Even though automakers and environmentalists are pushing new
electric and hybrid electric cars, claiming less pollution to make our Mother
Earth unhappy with our wasteful ways, it seems they come with demons of their
own. Well, maybe not so much.
The media has certainly been filled with talk of the cleaner cars lately.
Everything from MIT's City Car
to the Lightning Car
Company's 700HP sports car to Chevrolet’s
Equinox fuel cell SUV which DailyTech
got to take for a little spin this January. What's the deal? Well, obviously if
you have cars running on electricity, they aren't churning out megatons of air
and water pollutants each year. Well, the cars won't be, but the whole
"where does the power get made to power the cars then" quandary can
be fought with later.
Today we'll make note of a much stranger side effect of all these silent,
battery and (noble) gas driven people movers. From the University of Texas at
Austin comes research projecting that there's going to be a pretty large
quantity of one of our most precious natural resources gobbled up by these
electrics. No, it's not oil, trees, hydrogen or even indium - we're talking
It's not much of a shocker, it's true. Water is probably our most precious resource,
but barring evils like pollution and hydrolysis, it's one of Earth's most
abundant and easily renewable. So we make a bit more steam, what's the big
deal, right? Let's let the research speak for itself for a moment.
compare figures from literature and government surveys to calculate the water
usage, consumption, and withdrawal, in the United States during petroleum
refining and electricity generation. In displacing gasoline miles with electric
miles, approximately 3 times more water is consumed (0.32 versus 0.07–0.14
gallons/mile) and over 17 times more water is withdrawn (10.6 versus 0.6
gallons/mile) primarily due to increased water cooling of thermoelectric power
plants to accommodate increased electricity generation. Overall, we conclude
that the impact on water resources from a widespread shift to grid-based
transportation would be substantial enough to warrant consideration for
relevant public policy decision-making. (PDF)
Wow. 10.92 gallons of water per mile. It's a pretty

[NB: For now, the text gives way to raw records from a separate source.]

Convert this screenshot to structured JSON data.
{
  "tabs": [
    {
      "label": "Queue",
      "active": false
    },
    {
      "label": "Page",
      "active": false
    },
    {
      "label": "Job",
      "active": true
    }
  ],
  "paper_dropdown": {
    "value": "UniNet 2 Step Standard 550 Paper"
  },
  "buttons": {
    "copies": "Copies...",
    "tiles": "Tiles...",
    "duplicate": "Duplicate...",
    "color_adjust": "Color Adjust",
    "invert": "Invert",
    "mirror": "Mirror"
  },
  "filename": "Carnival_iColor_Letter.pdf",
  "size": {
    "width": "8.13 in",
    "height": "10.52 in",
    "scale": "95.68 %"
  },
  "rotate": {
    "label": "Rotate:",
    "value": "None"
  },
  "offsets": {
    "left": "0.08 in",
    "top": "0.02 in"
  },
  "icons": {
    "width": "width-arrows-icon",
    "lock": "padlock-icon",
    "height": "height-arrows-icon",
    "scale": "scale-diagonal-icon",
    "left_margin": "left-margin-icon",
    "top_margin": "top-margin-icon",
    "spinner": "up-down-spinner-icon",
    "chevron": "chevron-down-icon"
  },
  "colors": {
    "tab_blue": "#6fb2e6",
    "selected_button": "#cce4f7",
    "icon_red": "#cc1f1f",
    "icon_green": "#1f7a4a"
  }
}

staggering number. Thinking that my daily commute used to be about 40 miles,
not including zipping around town for random things, that's more than 400
gallons in one day. That's probably more than the average person uses all week
between hygiene and self hydration.
On the whole the conclusion they come to isn't exactly life-threatening, but it
could become a problem, as they point out, for areas where water shortages are
already experienced yearly.
In reality, a study like this doesn't really say much about how much pollution
we can or can't stop by converting to electric person delivery, other than the
inflated power generation, and subsequent water requirements, that will be
needed to charge all these cars (we weren't going to talk about that though).
But it does point out a much simpler fact that though we may think we're
heading in the right direction by cutting down our toxic pollution output,
sometimes we forget to think about the simple things we might be sacrificing on